Bearing the brunt of the burden
In recent years global economy has undergone a major crisis, Europe's current situation doesn't look promising.
Greece Photo: Courtesy
The global economy has been in a state of crisis since 2008. It all started with the sub prime mortgage crisis in the US. It then spread to Europe because of the unsustainable debts of some euro zone countries, namely Ireland, Portugal and Greece. From there it spread to the Far East, where the hefty growth rates in China and India of approximately 9% and 7% are consequently faltering.
This crisis of global proportion has been exacerbated by the make-up of the euro zone single-currency mechanism. Despite the fact that the economies of the Far East are faltering and that economic recovery in the US is sputtering, the real eye of the storm is Europe. In this context, that means the 17-nation euro group, a sort of union within the 27-nation European Union.
The Germans and the French, who were the prime movers in the euro saga, wanted a single currency that would eventually lead to a Europe that was politically and financially united. Something akin to the United States of Europe.
The idea of a United States of Europe sounds fine.
After a millennium of wars, a political union seems like a good idea. A unified currency is part of any political union, but in the present circumstances they seem to have put the cart before the horse.
The euro has created major debt problems for some euro countries and zero growth for the area as a whole. Consequently, instead of accelerating the path to unity, it has created disunity. There are countries such as Germany, Finland and Holland that are financially robust with healthy and responsible fiscal policies, but there are those that are not so viable, such as Greece, Portugal, Italy and Spain.
Essentially, you cannot have a single currency unless you have a single fiscal policy. One does not go without the other. But a common fiscal policy means giving up a large chunk of sovereignty.
When the euro was adopted on December 16, 1995, very few member countries were willing to give up fiscal control. This has now changed to a certain extent. On December of last year the 17 members, met in Brussels and accepted in principle a German plan, which removes the decision making process on fiscal matters from the capitals of the individual states to a supra national organ in Brussels. The member states also agreed to submit their budgets for prior authorization to this supra national organ, to limit their current account deficits to 3% of GDP and to limit their debt burden to not more than 60% of GDP.
These far-reaching decisions were made to avoid the collapse of the euro zone, but developments in the past month have brought the possibility of the collapse of the zone nearer. Or at least of the euro’s becoming the common currency of the financially strong euro countries and the rebirth of, among others, the Greek drachma, the Spanish peseta, the Italian lira and even the French franc.

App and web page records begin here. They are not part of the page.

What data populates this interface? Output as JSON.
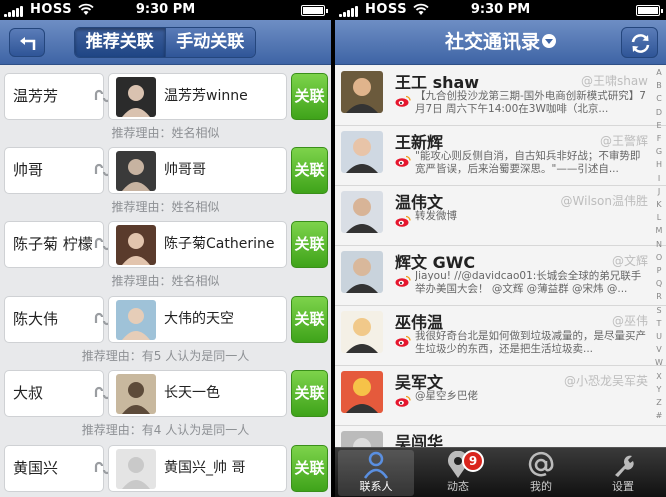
{
  "status": {
    "carrier": "HOSS",
    "time": "9:30 PM"
  },
  "left": {
    "segments": [
      {
        "label": "推荐关联",
        "active": true
      },
      {
        "label": "手动关联",
        "active": false
      }
    ],
    "link_label": "关联",
    "matches": [
      {
        "contact": "温芳芳",
        "weibo": "温芳芳winne",
        "reason": "推荐理由：姓名相似"
      },
      {
        "contact": "帅哥",
        "weibo": "帅哥哥",
        "reason": "推荐理由：姓名相似"
      },
      {
        "contact": "陈子菊 柠檬",
        "weibo": "陈子菊Catherine",
        "reason": "推荐理由：姓名相似"
      },
      {
        "contact": "陈大伟",
        "weibo": "大伟的天空",
        "reason": "推荐理由：有5 人认为是同一人"
      },
      {
        "contact": "大叔",
        "weibo": "长天一色",
        "reason": "推荐理由：有4 人认为是同一人"
      },
      {
        "contact": "黄国兴",
        "weibo": "黄国兴_帅 哥",
        "reason": ""
      }
    ]
  },
  "right": {
    "title": "社交通讯录",
    "contacts": [
      {
        "name": "王工 shaw",
        "handle": "@王啸shaw",
        "snippet": "【九合创投沙龙第三期-国外电商创新模式研究】7月7日 周六下午14:00在3W咖啡（北京..."
      },
      {
        "name": "王新辉",
        "handle": "@王警辉",
        "snippet": "\"能攻心则反侧自消，自古知兵非好战；不审势即宽严皆误，后来治蜀要深思。\"——引述自..."
      },
      {
        "name": "温伟文",
        "handle": "@Wilson温伟胜",
        "snippet": "转发微博"
      },
      {
        "name": "辉文 GWC",
        "handle": "@文辉",
        "snippet": "Jiayou! //@davidcao01:长城会全球的弟兄联手举办美国大会！ @文辉 @薄益群 @宋炜 @..."
      },
      {
        "name": "巫伟温",
        "handle": "@巫伟",
        "snippet": "我很好奇台北是如何做到垃圾减量的，是尽量买产生垃圾少的东西，还是把生活垃圾卖..."
      },
      {
        "name": "吴军文",
        "handle": "@小恐龙吴军英",
        "snippet": "@星空乡巴佬"
      },
      {
        "name": "吴闯华",
        "handle": "",
        "snippet": ""
      }
    ],
    "index_letters": [
      "A",
      "B",
      "C",
      "D",
      "E",
      "F",
      "G",
      "H",
      "I",
      "J",
      "K",
      "L",
      "M",
      "N",
      "O",
      "P",
      "Q",
      "R",
      "S",
      "T",
      "U",
      "V",
      "W",
      "X",
      "Y",
      "Z",
      "#"
    ],
    "tabs": [
      {
        "label": "联系人",
        "icon": "person-icon",
        "active": true
      },
      {
        "label": "动态",
        "icon": "location-pin-icon",
        "active": false,
        "badge": "9"
      },
      {
        "label": "我的",
        "icon": "at-icon",
        "active": false
      },
      {
        "label": "设置",
        "icon": "wrench-icon",
        "active": false
      }
    ]
  },
  "colors": {
    "nav_blue": "#3e64a5",
    "link_green": "#4fb826",
    "badge_red": "#d9251d",
    "weibo_red": "#e6162d"
  }
}
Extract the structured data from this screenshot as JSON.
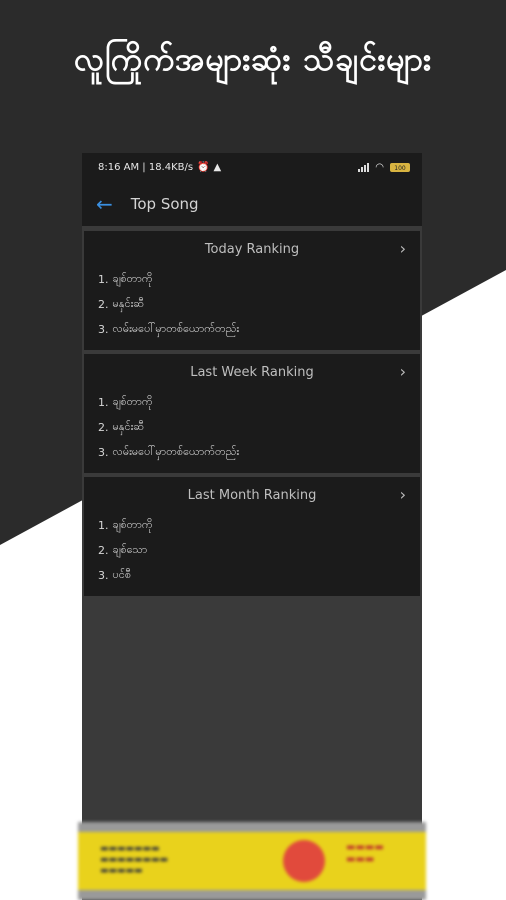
{
  "banner": {
    "title": "လူကြိုက်အများဆုံး သီချင်းများ"
  },
  "status_bar": {
    "time_speed": "8:16 AM | 18.4KB/s",
    "alarm_icon": "alarm-icon",
    "warning_icon": "warning-icon",
    "battery_text": "100"
  },
  "toolbar": {
    "title": "Top Song",
    "back_icon": "arrow-left-icon"
  },
  "rankings": [
    {
      "title": "Today Ranking",
      "items": [
        {
          "num": "1.",
          "name": "ချစ်တာကို"
        },
        {
          "num": "2.",
          "name": "မနှင်းဆီ"
        },
        {
          "num": "3.",
          "name": "လမ်းမပေါ်မှာတစ်ယောက်တည်း"
        }
      ]
    },
    {
      "title": "Last Week Ranking",
      "items": [
        {
          "num": "1.",
          "name": "ချစ်တာကို"
        },
        {
          "num": "2.",
          "name": "မနှင်းဆီ"
        },
        {
          "num": "3.",
          "name": "လမ်းမပေါ်မှာတစ်ယောက်တည်း"
        }
      ]
    },
    {
      "title": "Last Month Ranking",
      "items": [
        {
          "num": "1.",
          "name": "ချစ်တာကို"
        },
        {
          "num": "2.",
          "name": "ချစ်သော"
        },
        {
          "num": "3.",
          "name": "ပင်စီ"
        }
      ]
    }
  ],
  "colors": {
    "background_dark": "#2b2b2b",
    "surface": "#1b1b1b",
    "accent": "#3a8fe0",
    "ad_yellow": "#e9d21c"
  }
}
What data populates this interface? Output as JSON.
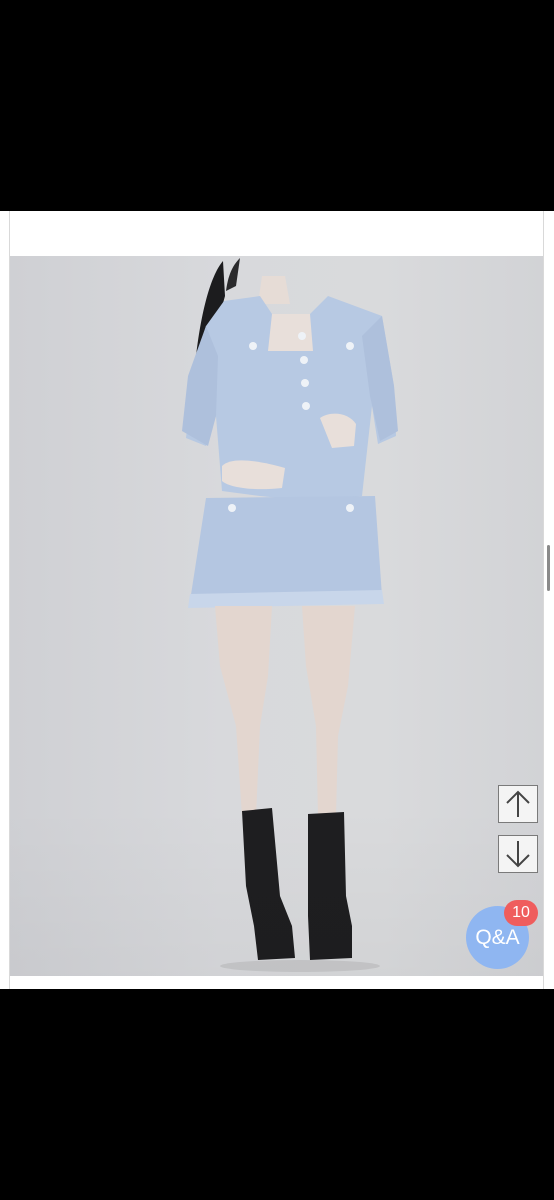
{
  "product_photo": {
    "icon": "model-photo"
  },
  "scroll_controls": {
    "up_icon": "arrow-up-icon",
    "down_icon": "arrow-down-icon"
  },
  "qa_button": {
    "label": "Q&A",
    "badge_count": "10"
  },
  "colors": {
    "background": "#000000",
    "page": "#ffffff",
    "qa_button": "#8fb6f1",
    "badge": "#ef5d5d"
  }
}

Greece is very close to financial collapse. It is experiencing a sharp decline, and the fall in GDP will make it impossible for the country to reduce its budget deficits and reduce debt and service, which means meeting payments on its debts. If Greece defaults, it will have a domino effect on the other weak members of the EU and will cause untold problems in France, which holds a large chunk of the Greek debt.
The December 9 resolution has yet to be implemented; consequently, the euro zone is going from one crisis to another. Since each member state has a different fiscal policy, different levels of debt and different levels of budgetary deficits, one of the major problems of the euro is its relative value as against the different member states. It is overvalued for countries like Italy, Greece and Spain and, to a certain extent, France and is undervalued for countries like Germany, Holland and Finland.
The common currency introduced a measure of unreality to government finances. A common currency beyond the control of the local political decision-makers should have encouraged a balanced budget because member states could no longer print money. But the opposite happened.
Some countries went on a spending spree and instead of printing money, they borrowed it. Their governments indulged in costly programs they could not afford, ran balance of payment deficits and had to borrow money to make ends meet.
They borrowed and borrowed, and the debts ballooned beyond their repayment abilities.
Hence the debt crisis.